7 Common Mistakes to Avoid When Installing a Water Hole for Deer
Updated: Sep 23
When it comes to improving your deer hunting property through habitat projects, installing a water hole for deer can be a game-changer. Watering holes serve as a consistent water source and can significantly influence deer movement.
While deer waterholes can be effective, there are common mistakes often made during installation. Below, we will explore these mistakes and offer tips for avoiding them to help you build effective water holes that improve your deer hunting.
Placing the waterhole in a location that will not collect water naturally is a sure way to limit the effectiveness, especially in seasons of dry weather.
Look for natural topography that will collect more water than the surrounding areas. Not only will this draw more water to your watering hole, these depressions in topography are areas deer love to use while navigating the land.
Without a doubt, one of the most common mistakes we see is burying your whitetail waterholes above ground.
If you want water to flow in, you can't leave that lip above grade. 90% of the waterholes we see miss this point. Hit rock or can't get it lower? Cut in some holes to get water in.
Having too waterholes on your property can create randomness in deer travel, making it almost impossible to take full advantage of them. More isn't better.
This is where a well thought out plan for managing your whitetail property comes into play. When considering the optimal location for a waterhole, focus on putting them at the top 30% of travel areas for deer movement.
Proximity to Food
Wasting the waterhole on a food plot. A food plot is typically an evening food source that deer already have a reason to travel to. Adding a waterhole within a food plot will only slightly alter travel if anything, oftentimes creating confusion when choosing stand locations around the plot.
Placing a waterhole in the woods on a travel corridor between a bedding area and food can be a great way to get a mature buck into bow range.
Buying the Wrong Waterhole Tub
Using a tub that is too small or shallow can cause it to dry up, even if it is located in the proper conditions.
Make sure the waterhole tub is at least 12" deep, although 18" is better. Don't worry, deer will hop right in it if the level is low.
Being convinced a "hunting" tub is better. A fancy "zero-depth" tub can cost $100s or even $1000s!
TSC 110 gallon tubs are just $75 and work great. Those "earth like" bottoms look good on the shelf, but 1" of actual dirt on the bottom of our waterholes is free.
Placing your waterhole on the tree stand side of the corridor can be a critical mistake.
Want a broadside or quartering away shot? Think about this as you are installing the waterhole in relation to you tree stand locations. Put it on the opposite side of the travel corridor to open up the vitals and create better shot opportunities.
Having only 1 rodent stick can lead to unwanted pests and water contamination.

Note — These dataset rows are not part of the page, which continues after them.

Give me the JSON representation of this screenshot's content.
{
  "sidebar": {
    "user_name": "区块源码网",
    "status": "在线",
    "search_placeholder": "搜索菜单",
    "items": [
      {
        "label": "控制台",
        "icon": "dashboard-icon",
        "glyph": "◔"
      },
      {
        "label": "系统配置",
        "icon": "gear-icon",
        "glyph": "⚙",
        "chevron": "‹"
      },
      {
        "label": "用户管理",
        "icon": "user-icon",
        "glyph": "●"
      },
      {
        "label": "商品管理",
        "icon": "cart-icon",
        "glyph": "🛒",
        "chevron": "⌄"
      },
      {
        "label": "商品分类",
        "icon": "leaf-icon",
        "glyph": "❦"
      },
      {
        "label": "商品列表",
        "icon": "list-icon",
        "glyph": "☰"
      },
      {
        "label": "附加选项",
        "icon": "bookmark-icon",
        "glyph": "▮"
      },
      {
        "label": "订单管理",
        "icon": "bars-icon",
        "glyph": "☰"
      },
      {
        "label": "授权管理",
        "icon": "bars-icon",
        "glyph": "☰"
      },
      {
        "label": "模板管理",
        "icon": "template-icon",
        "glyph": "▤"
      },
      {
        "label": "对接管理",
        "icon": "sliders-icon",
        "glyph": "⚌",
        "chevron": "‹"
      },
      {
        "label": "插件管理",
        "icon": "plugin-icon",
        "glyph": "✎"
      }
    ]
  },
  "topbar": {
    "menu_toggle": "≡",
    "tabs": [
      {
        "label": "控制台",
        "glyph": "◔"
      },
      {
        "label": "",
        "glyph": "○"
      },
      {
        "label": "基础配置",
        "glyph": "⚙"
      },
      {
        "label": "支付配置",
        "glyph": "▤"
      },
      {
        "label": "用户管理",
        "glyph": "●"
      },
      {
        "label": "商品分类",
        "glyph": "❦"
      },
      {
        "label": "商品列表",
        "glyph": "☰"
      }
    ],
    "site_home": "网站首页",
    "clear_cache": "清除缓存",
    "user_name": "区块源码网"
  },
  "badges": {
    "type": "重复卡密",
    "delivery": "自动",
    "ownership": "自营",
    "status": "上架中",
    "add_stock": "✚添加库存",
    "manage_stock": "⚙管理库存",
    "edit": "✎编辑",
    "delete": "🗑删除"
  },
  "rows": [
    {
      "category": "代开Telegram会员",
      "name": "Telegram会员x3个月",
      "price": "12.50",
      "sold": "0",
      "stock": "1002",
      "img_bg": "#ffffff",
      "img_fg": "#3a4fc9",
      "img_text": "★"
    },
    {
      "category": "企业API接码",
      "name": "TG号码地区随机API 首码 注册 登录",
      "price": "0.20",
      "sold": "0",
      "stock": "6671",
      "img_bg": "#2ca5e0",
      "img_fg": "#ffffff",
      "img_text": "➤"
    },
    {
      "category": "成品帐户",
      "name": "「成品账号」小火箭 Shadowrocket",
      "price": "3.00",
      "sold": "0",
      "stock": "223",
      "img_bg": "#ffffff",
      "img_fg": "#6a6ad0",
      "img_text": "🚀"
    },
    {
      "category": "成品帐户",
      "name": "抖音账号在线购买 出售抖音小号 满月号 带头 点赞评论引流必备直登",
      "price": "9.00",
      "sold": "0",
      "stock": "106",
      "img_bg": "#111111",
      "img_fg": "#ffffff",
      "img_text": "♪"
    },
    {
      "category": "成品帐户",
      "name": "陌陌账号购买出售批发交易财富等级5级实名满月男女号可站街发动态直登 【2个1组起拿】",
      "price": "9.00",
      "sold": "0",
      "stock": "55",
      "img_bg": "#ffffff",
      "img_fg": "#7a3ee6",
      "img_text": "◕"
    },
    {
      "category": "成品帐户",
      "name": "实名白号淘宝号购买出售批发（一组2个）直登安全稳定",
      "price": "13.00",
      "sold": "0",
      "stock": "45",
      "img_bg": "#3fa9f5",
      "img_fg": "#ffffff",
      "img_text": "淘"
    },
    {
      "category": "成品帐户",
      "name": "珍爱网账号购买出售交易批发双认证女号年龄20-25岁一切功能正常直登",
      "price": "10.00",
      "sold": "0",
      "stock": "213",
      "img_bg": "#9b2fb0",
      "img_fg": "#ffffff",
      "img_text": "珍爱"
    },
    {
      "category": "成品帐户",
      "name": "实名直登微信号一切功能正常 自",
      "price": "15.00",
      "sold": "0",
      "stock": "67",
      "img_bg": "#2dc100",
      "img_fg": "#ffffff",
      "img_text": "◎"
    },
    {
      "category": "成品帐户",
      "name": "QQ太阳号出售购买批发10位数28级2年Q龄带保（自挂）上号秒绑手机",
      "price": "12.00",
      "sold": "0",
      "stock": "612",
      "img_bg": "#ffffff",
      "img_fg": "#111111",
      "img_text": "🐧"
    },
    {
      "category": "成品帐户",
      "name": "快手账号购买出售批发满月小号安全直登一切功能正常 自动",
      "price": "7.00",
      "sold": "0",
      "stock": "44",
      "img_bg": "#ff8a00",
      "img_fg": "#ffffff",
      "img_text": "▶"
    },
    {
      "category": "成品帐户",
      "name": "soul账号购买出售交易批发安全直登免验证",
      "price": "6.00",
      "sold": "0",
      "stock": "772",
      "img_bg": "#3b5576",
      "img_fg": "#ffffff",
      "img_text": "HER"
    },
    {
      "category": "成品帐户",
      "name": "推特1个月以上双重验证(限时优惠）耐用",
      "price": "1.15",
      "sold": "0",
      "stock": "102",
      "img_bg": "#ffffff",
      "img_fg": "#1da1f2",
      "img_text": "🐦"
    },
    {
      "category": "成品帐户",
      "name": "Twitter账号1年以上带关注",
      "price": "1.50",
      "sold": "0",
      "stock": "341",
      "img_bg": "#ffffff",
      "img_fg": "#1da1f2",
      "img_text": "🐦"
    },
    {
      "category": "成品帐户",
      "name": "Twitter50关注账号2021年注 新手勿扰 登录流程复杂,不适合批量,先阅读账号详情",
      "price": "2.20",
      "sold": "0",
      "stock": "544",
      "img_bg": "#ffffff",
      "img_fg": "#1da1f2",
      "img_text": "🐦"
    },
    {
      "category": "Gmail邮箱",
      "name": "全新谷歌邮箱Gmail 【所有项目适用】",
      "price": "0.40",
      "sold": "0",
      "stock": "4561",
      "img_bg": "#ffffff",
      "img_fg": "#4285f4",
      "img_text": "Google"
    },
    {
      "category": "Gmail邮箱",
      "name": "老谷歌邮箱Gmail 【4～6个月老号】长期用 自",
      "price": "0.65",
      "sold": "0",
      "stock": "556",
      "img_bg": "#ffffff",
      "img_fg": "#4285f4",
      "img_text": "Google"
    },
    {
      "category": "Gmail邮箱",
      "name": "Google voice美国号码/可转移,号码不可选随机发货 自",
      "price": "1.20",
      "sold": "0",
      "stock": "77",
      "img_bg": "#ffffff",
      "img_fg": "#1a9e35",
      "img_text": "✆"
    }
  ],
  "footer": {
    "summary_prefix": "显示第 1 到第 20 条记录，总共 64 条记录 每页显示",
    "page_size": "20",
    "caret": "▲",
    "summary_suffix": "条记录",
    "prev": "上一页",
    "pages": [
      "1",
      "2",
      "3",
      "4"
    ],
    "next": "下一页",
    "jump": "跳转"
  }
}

Deer and other critters mess with these. If they push in or break the one stick, you will be fishing dead mice out of your putrid puddle.
Installing water holes the right way is a great practice for managing your whitetail property and attracting more deer.
By following proper techniques and strategic placement you can develop effective water holes that hold water, draw deer, and improve your hunting season.
Last but not least, don't forget the trail cameras! These locations provide some of the best picture opportunities for deer and other wildlife among your property.